Source data:
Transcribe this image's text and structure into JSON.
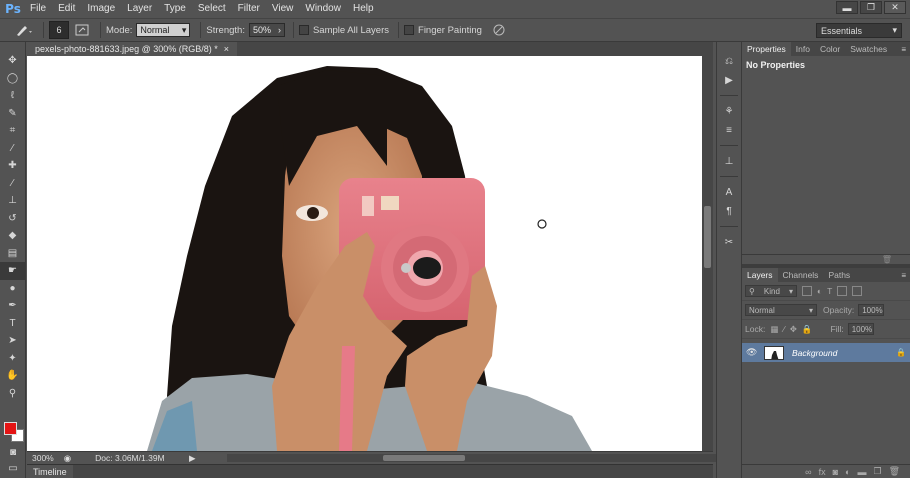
{
  "app": {
    "logo": "Ps"
  },
  "menu": [
    "File",
    "Edit",
    "Image",
    "Layer",
    "Type",
    "Select",
    "Filter",
    "View",
    "Window",
    "Help"
  ],
  "window_controls": {
    "minimize": "▬",
    "restore": "❐",
    "close": "✕"
  },
  "options": {
    "brush_size": "6",
    "mode_label": "Mode:",
    "mode_value": "Normal",
    "strength_label": "Strength:",
    "strength_value": "50%",
    "sample_all_layers": "Sample All Layers",
    "finger_painting": "Finger Painting",
    "workspace": "Essentials"
  },
  "document": {
    "tab_title": "pexels-photo-881633.jpeg @ 300% (RGB/8) *",
    "tab_close": "×",
    "zoom": "300%",
    "doc_info": "Doc: 3.06M/1.39M"
  },
  "timeline": {
    "label": "Timeline"
  },
  "properties_panel": {
    "tabs": [
      "Properties",
      "Info",
      "Color",
      "Swatches"
    ],
    "active_tab": "Properties",
    "message": "No Properties"
  },
  "layers_panel": {
    "tabs": [
      "Layers",
      "Channels",
      "Paths"
    ],
    "active_tab": "Layers",
    "kind_label": "Kind",
    "blend_mode": "Normal",
    "opacity_label": "Opacity:",
    "opacity_value": "100%",
    "lock_label": "Lock:",
    "fill_label": "Fill:",
    "fill_value": "100%",
    "layers": [
      {
        "name": "Background",
        "visible": true,
        "locked": true
      }
    ]
  },
  "colors": {
    "foreground": "#e41414",
    "background": "#ffffff",
    "panel": "#535353",
    "selected_layer": "#5e7a9e"
  },
  "icons": {
    "toolbox": [
      "move-icon",
      "marquee-icon",
      "lasso-icon",
      "quick-select-icon",
      "crop-icon",
      "eyedropper-icon",
      "spot-healing-icon",
      "brush-icon",
      "clone-stamp-icon",
      "history-brush-icon",
      "eraser-icon",
      "gradient-icon",
      "smudge-icon",
      "dodge-icon",
      "pen-icon",
      "type-icon",
      "path-select-icon",
      "shape-icon",
      "hand-icon",
      "zoom-icon"
    ]
  }
}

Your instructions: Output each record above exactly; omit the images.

Solved exercise:
Transcribe this image's text and structure into JSON.
{
  "app": {
    "logo": "Ps"
  },
  "menu": [
    "File",
    "Edit",
    "Image",
    "Layer",
    "Type",
    "Select",
    "Filter",
    "View",
    "Window",
    "Help"
  ],
  "window_controls": {
    "minimize": "▬",
    "restore": "❐",
    "close": "✕"
  },
  "options": {
    "brush_size": "6",
    "mode_label": "Mode:",
    "mode_value": "Normal",
    "strength_label": "Strength:",
    "strength_value": "50%",
    "sample_all_layers": "Sample All Layers",
    "finger_painting": "Finger Painting",
    "workspace": "Essentials"
  },
  "document": {
    "tab_title": "pexels-photo-881633.jpeg @ 300% (RGB/8) *",
    "tab_close": "×",
    "zoom": "300%",
    "doc_info": "Doc: 3.06M/1.39M"
  },
  "timeline": {
    "label": "Timeline"
  },
  "properties_panel": {
    "tabs": [
      "Properties",
      "Info",
      "Color",
      "Swatches"
    ],
    "active_tab": "Properties",
    "message": "No Properties"
  },
  "layers_panel": {
    "tabs": [
      "Layers",
      "Channels",
      "Paths"
    ],
    "active_tab": "Layers",
    "kind_label": "Kind",
    "blend_mode": "Normal",
    "opacity_label": "Opacity:",
    "opacity_value": "100%",
    "lock_label": "Lock:",
    "fill_label": "Fill:",
    "fill_value": "100%",
    "layers": [
      {
        "name": "Background",
        "visible": true,
        "locked": true
      }
    ]
  },
  "colors": {
    "foreground": "#e41414",
    "background": "#ffffff",
    "panel": "#535353",
    "selected_layer": "#5e7a9e"
  },
  "icons": {
    "toolbox": [
      "move-icon",
      "marquee-icon",
      "lasso-icon",
      "quick-select-icon",
      "crop-icon",
      "eyedropper-icon",
      "spot-healing-icon",
      "brush-icon",
      "clone-stamp-icon",
      "history-brush-icon",
      "eraser-icon",
      "gradient-icon",
      "smudge-icon",
      "dodge-icon",
      "pen-icon",
      "type-icon",
      "path-select-icon",
      "shape-icon",
      "hand-icon",
      "zoom-icon"
    ]
  }
}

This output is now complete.